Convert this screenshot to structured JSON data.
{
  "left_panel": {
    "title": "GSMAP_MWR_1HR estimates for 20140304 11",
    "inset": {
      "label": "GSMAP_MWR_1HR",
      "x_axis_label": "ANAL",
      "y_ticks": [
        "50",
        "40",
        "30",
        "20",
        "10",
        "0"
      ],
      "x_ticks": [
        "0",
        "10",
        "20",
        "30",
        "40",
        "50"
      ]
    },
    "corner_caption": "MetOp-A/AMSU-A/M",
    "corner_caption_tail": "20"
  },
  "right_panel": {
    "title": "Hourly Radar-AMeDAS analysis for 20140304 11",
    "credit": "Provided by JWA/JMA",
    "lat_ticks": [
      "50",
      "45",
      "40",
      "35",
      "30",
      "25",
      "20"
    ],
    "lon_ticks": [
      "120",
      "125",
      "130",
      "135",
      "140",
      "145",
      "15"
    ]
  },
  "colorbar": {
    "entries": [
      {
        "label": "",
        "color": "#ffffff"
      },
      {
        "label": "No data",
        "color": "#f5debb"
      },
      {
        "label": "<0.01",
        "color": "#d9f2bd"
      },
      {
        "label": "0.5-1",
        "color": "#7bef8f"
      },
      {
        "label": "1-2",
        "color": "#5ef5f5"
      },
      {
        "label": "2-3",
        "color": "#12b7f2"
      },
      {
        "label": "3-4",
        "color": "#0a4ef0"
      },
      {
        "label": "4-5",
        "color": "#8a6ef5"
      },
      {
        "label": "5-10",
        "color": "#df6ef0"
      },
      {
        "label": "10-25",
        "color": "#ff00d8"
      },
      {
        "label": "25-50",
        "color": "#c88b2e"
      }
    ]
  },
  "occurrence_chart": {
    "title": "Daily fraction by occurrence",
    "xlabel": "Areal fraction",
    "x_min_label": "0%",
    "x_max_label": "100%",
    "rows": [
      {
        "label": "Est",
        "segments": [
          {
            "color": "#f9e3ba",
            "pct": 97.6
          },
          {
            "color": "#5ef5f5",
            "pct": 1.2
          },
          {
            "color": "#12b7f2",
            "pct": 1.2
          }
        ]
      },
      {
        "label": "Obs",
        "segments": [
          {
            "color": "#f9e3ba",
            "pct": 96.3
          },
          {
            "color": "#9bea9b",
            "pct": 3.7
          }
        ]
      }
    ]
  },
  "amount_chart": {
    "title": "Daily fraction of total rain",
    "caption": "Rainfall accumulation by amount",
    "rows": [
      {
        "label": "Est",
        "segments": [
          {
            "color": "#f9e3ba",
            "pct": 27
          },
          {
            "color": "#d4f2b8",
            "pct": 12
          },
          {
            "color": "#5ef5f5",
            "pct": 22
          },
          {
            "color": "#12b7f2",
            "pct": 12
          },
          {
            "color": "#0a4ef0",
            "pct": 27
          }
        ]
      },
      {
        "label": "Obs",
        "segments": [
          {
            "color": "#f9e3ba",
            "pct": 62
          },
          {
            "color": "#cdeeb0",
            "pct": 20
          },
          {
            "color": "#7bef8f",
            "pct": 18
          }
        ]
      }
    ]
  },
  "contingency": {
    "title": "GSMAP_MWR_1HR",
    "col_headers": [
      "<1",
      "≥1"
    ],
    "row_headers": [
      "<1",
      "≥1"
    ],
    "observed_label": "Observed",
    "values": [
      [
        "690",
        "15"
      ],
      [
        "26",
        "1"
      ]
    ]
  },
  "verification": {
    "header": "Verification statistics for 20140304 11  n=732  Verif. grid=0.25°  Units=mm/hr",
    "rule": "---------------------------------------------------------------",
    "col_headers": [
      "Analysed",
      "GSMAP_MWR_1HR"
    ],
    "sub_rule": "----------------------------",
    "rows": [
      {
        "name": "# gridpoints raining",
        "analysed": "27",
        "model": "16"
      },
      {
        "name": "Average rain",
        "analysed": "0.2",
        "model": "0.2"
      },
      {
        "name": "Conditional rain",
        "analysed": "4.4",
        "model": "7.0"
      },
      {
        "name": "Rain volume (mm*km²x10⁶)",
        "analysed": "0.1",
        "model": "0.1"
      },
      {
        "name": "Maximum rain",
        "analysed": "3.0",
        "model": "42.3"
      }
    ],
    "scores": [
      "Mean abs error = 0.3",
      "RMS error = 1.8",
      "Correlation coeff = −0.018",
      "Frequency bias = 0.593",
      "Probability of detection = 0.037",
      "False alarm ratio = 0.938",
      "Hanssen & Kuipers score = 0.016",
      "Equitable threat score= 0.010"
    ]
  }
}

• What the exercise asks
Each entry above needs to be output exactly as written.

• Output for this exercise
Convert this screenshot to structured JSON data.
{
  "left_panel": {
    "title": "GSMAP_MWR_1HR estimates for 20140304 11",
    "inset": {
      "label": "GSMAP_MWR_1HR",
      "x_axis_label": "ANAL",
      "y_ticks": [
        "50",
        "40",
        "30",
        "20",
        "10",
        "0"
      ],
      "x_ticks": [
        "0",
        "10",
        "20",
        "30",
        "40",
        "50"
      ]
    },
    "corner_caption": "MetOp-A/AMSU-A/M",
    "corner_caption_tail": "20"
  },
  "right_panel": {
    "title": "Hourly Radar-AMeDAS analysis for 20140304 11",
    "credit": "Provided by JWA/JMA",
    "lat_ticks": [
      "50",
      "45",
      "40",
      "35",
      "30",
      "25",
      "20"
    ],
    "lon_ticks": [
      "120",
      "125",
      "130",
      "135",
      "140",
      "145",
      "15"
    ]
  },
  "colorbar": {
    "entries": [
      {
        "label": "",
        "color": "#ffffff"
      },
      {
        "label": "No data",
        "color": "#f5debb"
      },
      {
        "label": "<0.01",
        "color": "#d9f2bd"
      },
      {
        "label": "0.5-1",
        "color": "#7bef8f"
      },
      {
        "label": "1-2",
        "color": "#5ef5f5"
      },
      {
        "label": "2-3",
        "color": "#12b7f2"
      },
      {
        "label": "3-4",
        "color": "#0a4ef0"
      },
      {
        "label": "4-5",
        "color": "#8a6ef5"
      },
      {
        "label": "5-10",
        "color": "#df6ef0"
      },
      {
        "label": "10-25",
        "color": "#ff00d8"
      },
      {
        "label": "25-50",
        "color": "#c88b2e"
      }
    ]
  },
  "occurrence_chart": {
    "title": "Daily fraction by occurrence",
    "xlabel": "Areal fraction",
    "x_min_label": "0%",
    "x_max_label": "100%",
    "rows": [
      {
        "label": "Est",
        "segments": [
          {
            "color": "#f9e3ba",
            "pct": 97.6
          },
          {
            "color": "#5ef5f5",
            "pct": 1.2
          },
          {
            "color": "#12b7f2",
            "pct": 1.2
          }
        ]
      },
      {
        "label": "Obs",
        "segments": [
          {
            "color": "#f9e3ba",
            "pct": 96.3
          },
          {
            "color": "#9bea9b",
            "pct": 3.7
          }
        ]
      }
    ]
  },
  "amount_chart": {
    "title": "Daily fraction of total rain",
    "caption": "Rainfall accumulation by amount",
    "rows": [
      {
        "label": "Est",
        "segments": [
          {
            "color": "#f9e3ba",
            "pct": 27
          },
          {
            "color": "#d4f2b8",
            "pct": 12
          },
          {
            "color": "#5ef5f5",
            "pct": 22
          },
          {
            "color": "#12b7f2",
            "pct": 12
          },
          {
            "color": "#0a4ef0",
            "pct": 27
          }
        ]
      },
      {
        "label": "Obs",
        "segments": [
          {
            "color": "#f9e3ba",
            "pct": 62
          },
          {
            "color": "#cdeeb0",
            "pct": 20
          },
          {
            "color": "#7bef8f",
            "pct": 18
          }
        ]
      }
    ]
  },
  "contingency": {
    "title": "GSMAP_MWR_1HR",
    "col_headers": [
      "<1",
      "≥1"
    ],
    "row_headers": [
      "<1",
      "≥1"
    ],
    "observed_label": "Observed",
    "values": [
      [
        "690",
        "15"
      ],
      [
        "26",
        "1"
      ]
    ]
  },
  "verification": {
    "header": "Verification statistics for 20140304 11  n=732  Verif. grid=0.25°  Units=mm/hr",
    "rule": "---------------------------------------------------------------",
    "col_headers": [
      "Analysed",
      "GSMAP_MWR_1HR"
    ],
    "sub_rule": "----------------------------",
    "rows": [
      {
        "name": "# gridpoints raining",
        "analysed": "27",
        "model": "16"
      },
      {
        "name": "Average rain",
        "analysed": "0.2",
        "model": "0.2"
      },
      {
        "name": "Conditional rain",
        "analysed": "4.4",
        "model": "7.0"
      },
      {
        "name": "Rain volume (mm*km²x10⁶)",
        "analysed": "0.1",
        "model": "0.1"
      },
      {
        "name": "Maximum rain",
        "analysed": "3.0",
        "model": "42.3"
      }
    ],
    "scores": [
      "Mean abs error = 0.3",
      "RMS error = 1.8",
      "Correlation coeff = −0.018",
      "Frequency bias = 0.593",
      "Probability of detection = 0.037",
      "False alarm ratio = 0.938",
      "Hanssen & Kuipers score = 0.016",
      "Equitable threat score= 0.010"
    ]
  }
}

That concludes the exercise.